Two Sentenced to Prison in $18 Million Georgia Ponzi Scheme

A federal judge sentenced two Georgia residents to prison for their roles in a Ponzi scheme that took in nearly $30 million from investors.  Myra J. Ettenborough, 56, of Roswell, was sentenced to seven years in prison, and Geoffrey A. Gish, 57, was sentenced to twenty years in prison.  Both must also serve three years of supervised release upon the completion of their sentence.  The two were indicted in August 2010 on one count of conspiracy and ten counts of mail and wire fraud.  After a jury trial in September 2011, Gish was convicted on all counts, while Ettenborough was convicted on five counts.

According to prosecutors, Gish owned and operated several entities including Weston Rutledge Financial Services, Inc., ("Weston Rutledge"), Zamindari Capital, LLC ("Zamindari"), Lexington International Fund ("Lexington"), and Oxford Adams Capital, LLC ("Oxford Adams").  From at least February 2004, Gish solicited investments in Zamindari, Lexington, and Oxford Adams through Weston Rutledge, promising annual returns ranging from 44% to 100%.  Investors were assured there was no risk of loss if investing in the Zamindari or Lexington funds. Oddly, while Gish represented the Oxford investment as a fund, investors were told to wire or write checks to Oxford Adams Capital, LLC.  Each purported fund had a different investment objective, with Zamindari allegedly investing in short term bond purchases, Lexington allegedly trading foreign currency contracts, and Oxford engaged in options trading.  Investors were provided with fictitious account statements in connection with their investment that depicted extraordinary rates of return.  In total, Gish raised nearly $30 million from his investors.  
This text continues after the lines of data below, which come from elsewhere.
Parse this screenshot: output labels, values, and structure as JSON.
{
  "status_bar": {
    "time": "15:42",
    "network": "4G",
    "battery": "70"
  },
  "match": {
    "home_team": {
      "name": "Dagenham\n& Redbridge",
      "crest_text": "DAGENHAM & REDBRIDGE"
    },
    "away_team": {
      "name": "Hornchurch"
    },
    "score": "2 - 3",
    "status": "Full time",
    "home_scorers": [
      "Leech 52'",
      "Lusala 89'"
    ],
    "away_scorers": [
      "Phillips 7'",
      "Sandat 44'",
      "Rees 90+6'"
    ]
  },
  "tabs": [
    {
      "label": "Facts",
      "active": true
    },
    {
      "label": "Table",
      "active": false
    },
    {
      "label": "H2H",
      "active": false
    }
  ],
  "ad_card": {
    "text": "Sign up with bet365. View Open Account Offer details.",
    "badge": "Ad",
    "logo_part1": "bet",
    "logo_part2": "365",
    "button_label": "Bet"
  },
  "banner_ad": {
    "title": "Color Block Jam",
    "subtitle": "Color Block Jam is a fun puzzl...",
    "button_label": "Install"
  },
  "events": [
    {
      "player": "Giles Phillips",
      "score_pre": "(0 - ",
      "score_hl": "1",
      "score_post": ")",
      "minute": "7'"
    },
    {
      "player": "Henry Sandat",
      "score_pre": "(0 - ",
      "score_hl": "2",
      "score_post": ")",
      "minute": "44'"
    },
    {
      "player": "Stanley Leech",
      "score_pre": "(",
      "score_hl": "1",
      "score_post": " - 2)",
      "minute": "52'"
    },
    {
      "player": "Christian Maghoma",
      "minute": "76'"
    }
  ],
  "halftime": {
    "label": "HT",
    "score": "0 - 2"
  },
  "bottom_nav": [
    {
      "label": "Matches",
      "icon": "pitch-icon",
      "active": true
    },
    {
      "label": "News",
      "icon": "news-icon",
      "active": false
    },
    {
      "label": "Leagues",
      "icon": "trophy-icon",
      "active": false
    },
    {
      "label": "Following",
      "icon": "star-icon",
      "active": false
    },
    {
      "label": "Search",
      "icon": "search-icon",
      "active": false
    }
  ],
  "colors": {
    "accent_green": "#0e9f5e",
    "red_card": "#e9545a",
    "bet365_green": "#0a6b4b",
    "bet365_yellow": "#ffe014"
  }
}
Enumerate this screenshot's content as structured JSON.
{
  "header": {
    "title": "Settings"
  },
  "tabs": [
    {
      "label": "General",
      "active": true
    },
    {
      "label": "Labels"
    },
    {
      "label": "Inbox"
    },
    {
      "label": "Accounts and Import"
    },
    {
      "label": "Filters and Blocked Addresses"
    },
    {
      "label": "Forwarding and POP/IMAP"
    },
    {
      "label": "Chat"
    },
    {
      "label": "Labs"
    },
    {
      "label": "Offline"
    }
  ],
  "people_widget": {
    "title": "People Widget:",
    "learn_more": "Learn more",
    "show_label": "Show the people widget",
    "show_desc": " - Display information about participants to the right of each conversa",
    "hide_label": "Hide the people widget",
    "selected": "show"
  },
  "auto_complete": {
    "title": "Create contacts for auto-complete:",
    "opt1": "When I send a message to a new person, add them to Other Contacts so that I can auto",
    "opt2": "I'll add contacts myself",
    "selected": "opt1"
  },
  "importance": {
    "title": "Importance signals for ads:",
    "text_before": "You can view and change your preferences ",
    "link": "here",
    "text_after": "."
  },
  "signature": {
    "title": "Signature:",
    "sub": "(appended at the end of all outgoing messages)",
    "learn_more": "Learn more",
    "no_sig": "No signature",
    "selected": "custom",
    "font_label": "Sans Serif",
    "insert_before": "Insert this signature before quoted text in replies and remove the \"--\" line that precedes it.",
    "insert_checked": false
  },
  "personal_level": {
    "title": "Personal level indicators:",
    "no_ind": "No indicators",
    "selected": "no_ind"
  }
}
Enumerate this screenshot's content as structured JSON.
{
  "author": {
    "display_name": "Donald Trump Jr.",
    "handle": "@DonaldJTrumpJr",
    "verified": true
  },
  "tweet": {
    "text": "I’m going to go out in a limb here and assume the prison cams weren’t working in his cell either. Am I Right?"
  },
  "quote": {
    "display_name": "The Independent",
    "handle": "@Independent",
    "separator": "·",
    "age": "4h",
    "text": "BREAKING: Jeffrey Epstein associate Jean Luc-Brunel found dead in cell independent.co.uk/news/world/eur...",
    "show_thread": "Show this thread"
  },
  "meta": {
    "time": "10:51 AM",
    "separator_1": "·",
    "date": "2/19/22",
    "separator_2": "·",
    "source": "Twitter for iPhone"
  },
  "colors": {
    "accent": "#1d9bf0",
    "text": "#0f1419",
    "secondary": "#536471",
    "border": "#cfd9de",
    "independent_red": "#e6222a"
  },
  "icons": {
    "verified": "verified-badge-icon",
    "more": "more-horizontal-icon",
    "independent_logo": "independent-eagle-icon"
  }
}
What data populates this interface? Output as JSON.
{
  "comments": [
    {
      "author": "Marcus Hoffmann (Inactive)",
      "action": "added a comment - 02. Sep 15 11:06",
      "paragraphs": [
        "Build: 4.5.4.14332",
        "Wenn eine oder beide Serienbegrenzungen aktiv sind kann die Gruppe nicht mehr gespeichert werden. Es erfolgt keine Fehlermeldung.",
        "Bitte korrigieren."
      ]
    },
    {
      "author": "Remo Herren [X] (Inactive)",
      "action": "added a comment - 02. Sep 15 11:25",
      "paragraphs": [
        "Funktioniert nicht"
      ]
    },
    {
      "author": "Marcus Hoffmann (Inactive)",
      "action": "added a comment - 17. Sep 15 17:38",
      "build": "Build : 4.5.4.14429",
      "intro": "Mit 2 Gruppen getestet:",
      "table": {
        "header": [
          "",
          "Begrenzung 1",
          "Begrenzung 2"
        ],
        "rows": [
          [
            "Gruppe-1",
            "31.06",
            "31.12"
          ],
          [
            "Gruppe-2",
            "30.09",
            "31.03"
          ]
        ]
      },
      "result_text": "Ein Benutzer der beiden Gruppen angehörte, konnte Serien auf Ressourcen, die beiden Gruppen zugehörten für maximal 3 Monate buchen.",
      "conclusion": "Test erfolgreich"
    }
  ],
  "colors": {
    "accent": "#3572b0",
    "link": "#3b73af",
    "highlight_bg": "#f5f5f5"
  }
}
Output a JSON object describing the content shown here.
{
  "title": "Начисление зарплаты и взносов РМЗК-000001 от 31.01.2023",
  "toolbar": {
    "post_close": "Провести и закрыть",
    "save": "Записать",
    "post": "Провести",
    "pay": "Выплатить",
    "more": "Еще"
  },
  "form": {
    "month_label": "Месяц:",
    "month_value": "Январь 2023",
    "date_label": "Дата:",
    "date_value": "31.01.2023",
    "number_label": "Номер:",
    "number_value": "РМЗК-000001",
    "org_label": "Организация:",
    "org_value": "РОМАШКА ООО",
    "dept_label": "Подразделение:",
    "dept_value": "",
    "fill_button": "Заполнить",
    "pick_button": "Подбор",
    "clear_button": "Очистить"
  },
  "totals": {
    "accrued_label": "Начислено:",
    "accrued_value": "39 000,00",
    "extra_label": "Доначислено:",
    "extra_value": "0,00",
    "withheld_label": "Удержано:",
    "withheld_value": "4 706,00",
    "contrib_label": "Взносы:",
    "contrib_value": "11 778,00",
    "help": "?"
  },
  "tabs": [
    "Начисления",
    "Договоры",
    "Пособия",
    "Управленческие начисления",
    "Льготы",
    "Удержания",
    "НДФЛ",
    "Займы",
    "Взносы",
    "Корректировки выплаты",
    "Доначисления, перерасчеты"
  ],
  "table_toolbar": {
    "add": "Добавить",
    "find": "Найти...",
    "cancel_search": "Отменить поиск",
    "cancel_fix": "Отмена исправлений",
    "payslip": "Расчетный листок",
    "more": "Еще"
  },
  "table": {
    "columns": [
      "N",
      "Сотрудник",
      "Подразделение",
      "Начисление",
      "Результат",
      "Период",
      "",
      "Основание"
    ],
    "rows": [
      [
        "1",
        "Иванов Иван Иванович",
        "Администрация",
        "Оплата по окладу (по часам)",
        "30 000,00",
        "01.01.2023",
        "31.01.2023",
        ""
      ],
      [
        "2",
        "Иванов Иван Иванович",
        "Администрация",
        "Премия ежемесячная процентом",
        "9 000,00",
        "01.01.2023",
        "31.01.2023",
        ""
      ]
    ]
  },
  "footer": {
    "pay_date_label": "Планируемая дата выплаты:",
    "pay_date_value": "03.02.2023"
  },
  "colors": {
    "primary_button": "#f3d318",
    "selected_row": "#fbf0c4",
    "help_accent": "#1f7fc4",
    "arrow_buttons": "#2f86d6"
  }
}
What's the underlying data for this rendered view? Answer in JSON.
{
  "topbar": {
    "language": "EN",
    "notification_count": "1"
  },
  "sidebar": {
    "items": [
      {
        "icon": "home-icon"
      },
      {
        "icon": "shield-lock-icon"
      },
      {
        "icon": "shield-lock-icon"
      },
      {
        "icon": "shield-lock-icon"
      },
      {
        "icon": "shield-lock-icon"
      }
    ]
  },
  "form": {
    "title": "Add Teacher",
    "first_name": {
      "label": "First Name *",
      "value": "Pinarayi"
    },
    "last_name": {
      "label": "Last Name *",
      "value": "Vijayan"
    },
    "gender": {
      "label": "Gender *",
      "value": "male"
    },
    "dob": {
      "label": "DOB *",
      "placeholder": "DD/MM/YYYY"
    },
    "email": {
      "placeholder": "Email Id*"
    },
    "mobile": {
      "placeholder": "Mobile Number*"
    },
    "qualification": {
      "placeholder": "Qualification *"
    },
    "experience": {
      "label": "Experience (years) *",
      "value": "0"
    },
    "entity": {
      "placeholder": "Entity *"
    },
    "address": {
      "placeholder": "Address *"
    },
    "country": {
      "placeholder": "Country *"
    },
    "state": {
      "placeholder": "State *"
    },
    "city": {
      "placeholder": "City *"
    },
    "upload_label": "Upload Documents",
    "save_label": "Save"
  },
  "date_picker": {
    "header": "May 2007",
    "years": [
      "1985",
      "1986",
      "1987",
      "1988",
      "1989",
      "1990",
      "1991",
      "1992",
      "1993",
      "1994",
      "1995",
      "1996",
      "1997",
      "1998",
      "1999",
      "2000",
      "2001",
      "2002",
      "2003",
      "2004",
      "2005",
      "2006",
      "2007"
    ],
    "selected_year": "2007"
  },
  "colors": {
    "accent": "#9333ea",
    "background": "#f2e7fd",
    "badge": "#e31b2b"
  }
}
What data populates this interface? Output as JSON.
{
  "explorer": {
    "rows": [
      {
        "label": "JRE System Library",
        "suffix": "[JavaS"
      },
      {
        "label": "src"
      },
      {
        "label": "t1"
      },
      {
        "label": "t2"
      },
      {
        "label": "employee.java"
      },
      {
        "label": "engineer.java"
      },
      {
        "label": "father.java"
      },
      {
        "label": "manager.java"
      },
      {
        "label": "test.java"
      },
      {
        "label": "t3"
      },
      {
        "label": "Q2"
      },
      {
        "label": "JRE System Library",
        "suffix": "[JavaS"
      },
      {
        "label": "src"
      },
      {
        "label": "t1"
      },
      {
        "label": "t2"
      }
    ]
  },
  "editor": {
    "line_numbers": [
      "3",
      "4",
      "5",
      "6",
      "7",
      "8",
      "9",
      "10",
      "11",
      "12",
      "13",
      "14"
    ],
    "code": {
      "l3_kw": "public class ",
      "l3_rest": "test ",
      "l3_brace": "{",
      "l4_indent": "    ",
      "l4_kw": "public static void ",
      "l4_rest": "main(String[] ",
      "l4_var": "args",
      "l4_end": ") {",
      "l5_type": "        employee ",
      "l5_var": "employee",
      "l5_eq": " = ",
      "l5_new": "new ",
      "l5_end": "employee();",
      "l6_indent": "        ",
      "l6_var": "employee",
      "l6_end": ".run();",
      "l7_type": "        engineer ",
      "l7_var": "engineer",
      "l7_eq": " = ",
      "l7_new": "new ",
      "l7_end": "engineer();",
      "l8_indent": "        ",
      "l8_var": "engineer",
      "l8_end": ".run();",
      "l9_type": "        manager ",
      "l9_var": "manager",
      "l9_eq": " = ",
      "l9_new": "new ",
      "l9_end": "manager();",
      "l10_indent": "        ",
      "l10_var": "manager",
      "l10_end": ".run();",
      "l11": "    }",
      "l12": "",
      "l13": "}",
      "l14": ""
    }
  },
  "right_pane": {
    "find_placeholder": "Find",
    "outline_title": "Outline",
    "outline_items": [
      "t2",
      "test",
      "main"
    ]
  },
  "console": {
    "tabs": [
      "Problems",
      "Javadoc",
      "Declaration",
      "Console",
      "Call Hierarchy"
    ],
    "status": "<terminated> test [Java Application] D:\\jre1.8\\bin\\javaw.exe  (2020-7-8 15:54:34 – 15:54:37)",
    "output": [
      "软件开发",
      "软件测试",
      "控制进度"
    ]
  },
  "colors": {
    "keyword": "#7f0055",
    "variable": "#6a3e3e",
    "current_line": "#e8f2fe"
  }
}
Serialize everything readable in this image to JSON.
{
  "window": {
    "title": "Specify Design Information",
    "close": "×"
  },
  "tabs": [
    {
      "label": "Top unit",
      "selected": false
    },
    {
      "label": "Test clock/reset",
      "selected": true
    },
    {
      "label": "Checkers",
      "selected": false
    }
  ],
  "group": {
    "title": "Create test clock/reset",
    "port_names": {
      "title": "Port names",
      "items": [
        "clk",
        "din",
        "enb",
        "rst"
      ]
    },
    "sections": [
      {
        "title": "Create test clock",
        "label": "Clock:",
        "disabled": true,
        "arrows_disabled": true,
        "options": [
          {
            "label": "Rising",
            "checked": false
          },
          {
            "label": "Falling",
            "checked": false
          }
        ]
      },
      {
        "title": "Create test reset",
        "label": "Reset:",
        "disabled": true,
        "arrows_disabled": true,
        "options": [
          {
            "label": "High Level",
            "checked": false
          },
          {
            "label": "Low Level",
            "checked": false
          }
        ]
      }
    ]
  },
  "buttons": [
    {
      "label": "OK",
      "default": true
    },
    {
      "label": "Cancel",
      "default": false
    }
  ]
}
However, Gish failed to tell his investors that he was operating a classic Ponzi scheme.  Of the nearly $30 million raised from investors, $11 million was returned in the form of principal redemptions or interest payments.  The remainder of approximately $18 million was misappropriated, used for a variety of personal and business expenses that were not consistent with Weston Rutledge's stated investment objectives.  When the fraud was uncovered, only $1 million of investor funds remained in Weston Rutledge's bank accounts.  

Along with their respective sentences, both Gish and Ettenborough were each ordered to pay $17,245,275 in restitution.  A receiver has been appointed to marshal and distribute assets to victims of the scheme.

A copy of the complaint filed in a parallel civil action by the SEC is here.

A copy of a Department of Justice press release announcing the indictments is here.